Though she's perhaps most well-known today as Bob Fosse's wife and muse, that's not even half of her story. For starters, she'd already won four Tonys before they wed, making her far more famous in the public eye than he was at that point in his career. That's just one of many surprising details we learned during last night's U.S. premiere of Merely Marvelous. Believe us: You're gonna love her even more once you get to know her. Here are eight lesser-known tidbits to get you started.
Every dancer knows that how you fuel your body affects how you feel in the studio. Of course, while breakfast is no more magical than any other meal (despite the enduring myth that it's the most important one of the day), showing up to class hangry is a recipe for unproductive studio time.

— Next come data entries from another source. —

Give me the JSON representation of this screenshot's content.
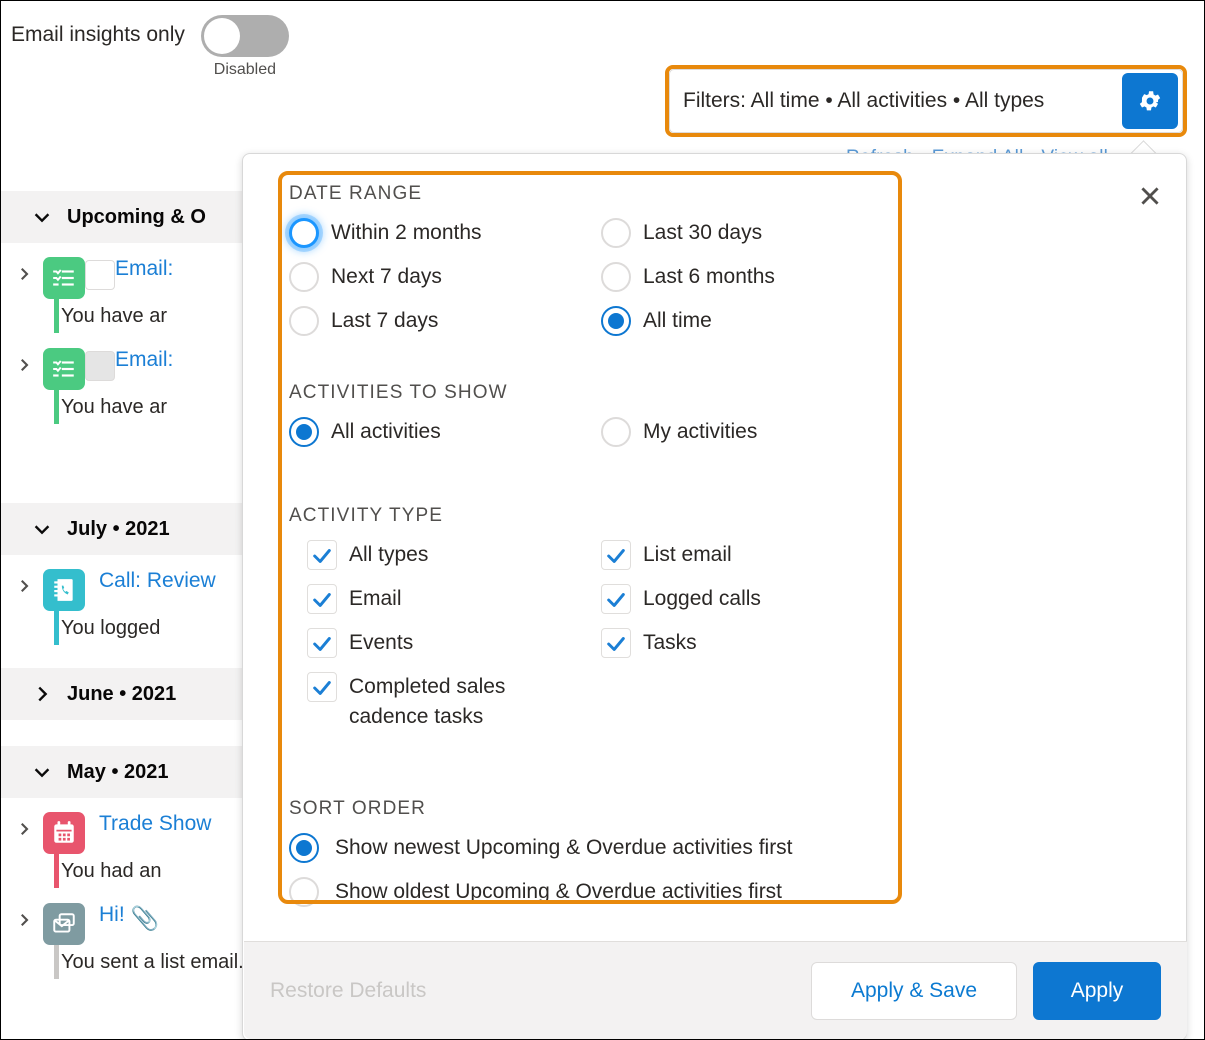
{
  "email_insights": {
    "label": "Email insights only",
    "state_text": "Disabled",
    "enabled": false
  },
  "filter_bar": {
    "summary": "Filters: All time • All activities • All types",
    "gear_icon": "gear-icon"
  },
  "behind_links": "Refresh • Expand All • View all",
  "timeline": {
    "sections": [
      {
        "title": "Upcoming & O",
        "expanded": true
      },
      {
        "title": "July • 2021",
        "expanded": true
      },
      {
        "title": "June • 2021",
        "expanded": false
      },
      {
        "title": "May • 2021",
        "expanded": true
      }
    ],
    "items": [
      {
        "icon": "task-icon",
        "icon_color": "#4bca81",
        "title": "Email:",
        "desc": "You have ar",
        "checkbox": "empty"
      },
      {
        "icon": "task-icon",
        "icon_color": "#4bca81",
        "title": "Email:",
        "desc": "You have ar",
        "checkbox": "greyed"
      },
      {
        "icon": "call-icon",
        "icon_color": "#34becd",
        "title": "Call: Review",
        "desc": "You logged",
        "checkbox": "none"
      },
      {
        "icon": "event-icon",
        "icon_color": "#e8556d",
        "title": "Trade Show",
        "desc": "You had an",
        "checkbox": "none"
      },
      {
        "icon": "list-email-icon",
        "icon_color": "#7f9ba1",
        "title": "Hi!",
        "desc": "You sent a list email.",
        "checkbox": "none",
        "attachment": "paperclip-icon"
      }
    ]
  },
  "popover": {
    "close_icon": "close-icon",
    "groups": [
      {
        "id": "date_range",
        "title": "DATE RANGE",
        "type": "radio",
        "left_options": [
          {
            "label": "Within 2 months",
            "selected": false,
            "focused": true
          },
          {
            "label": "Next 7 days",
            "selected": false,
            "focused": false
          },
          {
            "label": "Last 7 days",
            "selected": false,
            "focused": false
          }
        ],
        "right_options": [
          {
            "label": "Last 30 days",
            "selected": false,
            "focused": false
          },
          {
            "label": "Last 6 months",
            "selected": false,
            "focused": false
          },
          {
            "label": "All time",
            "selected": true,
            "focused": false
          }
        ]
      },
      {
        "id": "activities_to_show",
        "title": "ACTIVITIES TO SHOW",
        "type": "radio",
        "left_options": [
          {
            "label": "All activities",
            "selected": true,
            "focused": false
          }
        ],
        "right_options": [
          {
            "label": "My activities",
            "selected": false,
            "focused": false
          }
        ]
      },
      {
        "id": "activity_type",
        "title": "ACTIVITY TYPE",
        "type": "checkbox",
        "left_options": [
          {
            "label": "All types",
            "checked": true
          },
          {
            "label": "Email",
            "checked": true
          },
          {
            "label": "Events",
            "checked": true
          },
          {
            "label": "Completed sales cadence tasks",
            "checked": true
          }
        ],
        "right_options": [
          {
            "label": "List email",
            "checked": true
          },
          {
            "label": "Logged calls",
            "checked": true
          },
          {
            "label": "Tasks",
            "checked": true
          }
        ]
      }
    ],
    "sort_order": {
      "title": "SORT ORDER",
      "options": [
        {
          "label": "Show newest Upcoming & Overdue activities first",
          "selected": true
        },
        {
          "label": "Show oldest Upcoming & Overdue activities first",
          "selected": false
        }
      ]
    },
    "footer": {
      "restore_label": "Restore Defaults",
      "restore_disabled": true,
      "apply_save_label": "Apply & Save",
      "apply_label": "Apply"
    }
  },
  "colors": {
    "accent_blue": "#0d77d1",
    "link_blue": "#1b7fd5",
    "highlight_orange": "#e8890c",
    "footer_grey": "#f3f2f2",
    "disabled_grey": "#c9c7c5"
  }
}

So what do your favorite dancers eat in the morning to set themselves up for a busy rehearsal or performance day?
When it comes to dance in the U.S., companies in the South often find themselves overlooked—sometimes even by the presenters in their own backyard. That's where South Arts comes in. This year, the regional nonprofit launched Momentum, an initiative that will provide professional development, mentorship, touring grants and residencies to five Southern dance companies.
You ever just wish that Kenneth MacMillan's iconic production of Romeo and Juliet could have a beautiful love child with the 1968 film starring Olivia Hussey? (No, not Baz Luhrmann's version. We are purists here.)
Wish granted: Today, the trailer for a new film called Romeo and Juliet: Beyond Words was released, featuring MacMillan's choreography and with what looks like all the cinematic glamour we could ever dream of: